The boys expected to find the hospital in chaos, with nurses and doctors rushing frantically around Grady. Instead, they walked into sterile white indifference. Grady, pale but otherwise looking the same as always, smiled at them from his bed.
Grady’s mother was there too, her enormous girth swallowing the chair beneath her as she held her son’s hand. She turned to smile at the boys, tears glimmering in her eyes.
“I knew you’d be here,” she said. “Such good friends.”
The boys squirmed, awkwardly picking at their clothes or running hands through their hair. Compliments were foreign to them, so the rare praise that they received left them feeling like animals in a zoo.
Grady saluted crisply. The boys, still shuffling around in discomfort, saluted back.
“Mom, can I talk to the guys alone for a bit?”
“Of course, honey,” Grady’s mother said.
She grabbed hold of the gurney and struggled to her feet, grunting and sucking in air as she went. Once standing, she waited a few moments to catch her breath. On her way to the door, she patted Doug’s arm.
“Good boys,” she said.
The friends blushed and hung their heads.
Jason shut the door behind the woman and they all gathered around Grady.
“Good job getting cancer, dumb ass,” Wes said.
The moment the words left his mouth, he looked confounded that they’d come out of him.
The others laughed uncomfortably.
Grady forked up some scrambled eggs from the plate beside the bed and flicked them onto Wes’s shirt. He took a breath and spoke authoritatively, like an Army officer from a World War II movie.
“Men, the fact of the matter is that I’ve got a tumor in my brain the size of a ping pong ball, and there’s cancer in places that I can’t even pronounce. It’s inoperable, and I’m going to die.”
He waited, trying to catch each of their gazes. No one would look back at him. Every random object in the room seemed to suddenly captivate them.
Grady dropped the military talk.
“Turns out the headaches and stomach aches and all that weren’t from any drugs. The doctor said I must have an incredible pain tolerance. I was like yeah, buddy, I know.”
Jason smirked. “You should have told him about the time you broke your arm on the stairs and kept right on skating for two hours.”

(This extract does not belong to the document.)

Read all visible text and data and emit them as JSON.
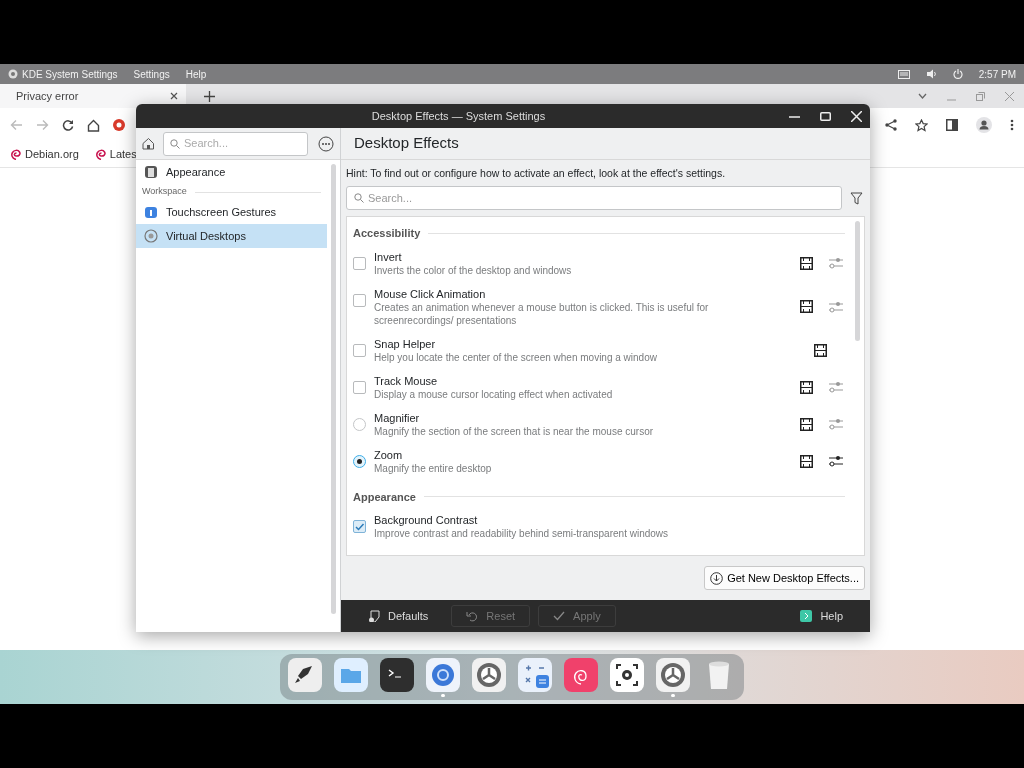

They all laughed and nodded at each other proudly.
Wes finally picked the egg off his shirt. “How long you going to be in here?”
“I’m leaving in a couple hours. They want me to stay to do all these treatments that have basically no chance of actually working. My mom can’t afford any of it, even if she won’t admit it. But it doesn’t really matter, because that’s not how I want to live the rest of my life. If I only have a little time left, then I don’t want to spend it in this hospital.”
A few moments of tense silence passed before Wes clapped his hands together. “Alright, this is what we do. We get a bag of the finest weed in the county, right? We take it out to the woods and we just get stoned sideways. I mean, right out of our heads and into the stratosphere, you know? And we just stay out there like that.”
His voice trailed off on the final words. The plan didn’t sound as good out loud as it had sounded in his head.
Grady laughed but waved the idea off. “No, man. One day in here is like fifty years, and I’ve been thinking about a lot of things. Like, what a crappy big brother I’ve been. Crappy everything, really.”
He choked on the last words and the other boys’ eyes filled with terror at the possibility that he might cry right in front of them but, thankfully, he managed to gather himself. “I haven’t done one positive thing with my whole life, man. Not one.”
“You’re only seventeen,” Jason said.
“That doesn’t matter. It never did. I don’t have any more time to think like that. Yeah, it’s not fair that I got cancer and that I’m going to die and all that, but what difference does it make that it isn’t fair? There isn’t any time for excuses and there never was. Not really. It just seems like there is when you’re not sick.”
The boys brooded over the words. They were all around the same age as Grady.
Jason finally broke the silence. “Well, then what are we going to do about it?”
Grady recaptured the Army officer voice. “Men,” he said. “We’re going to make us a movie.”
Copyright 2020 Jeff Suwak
Continue to Part 3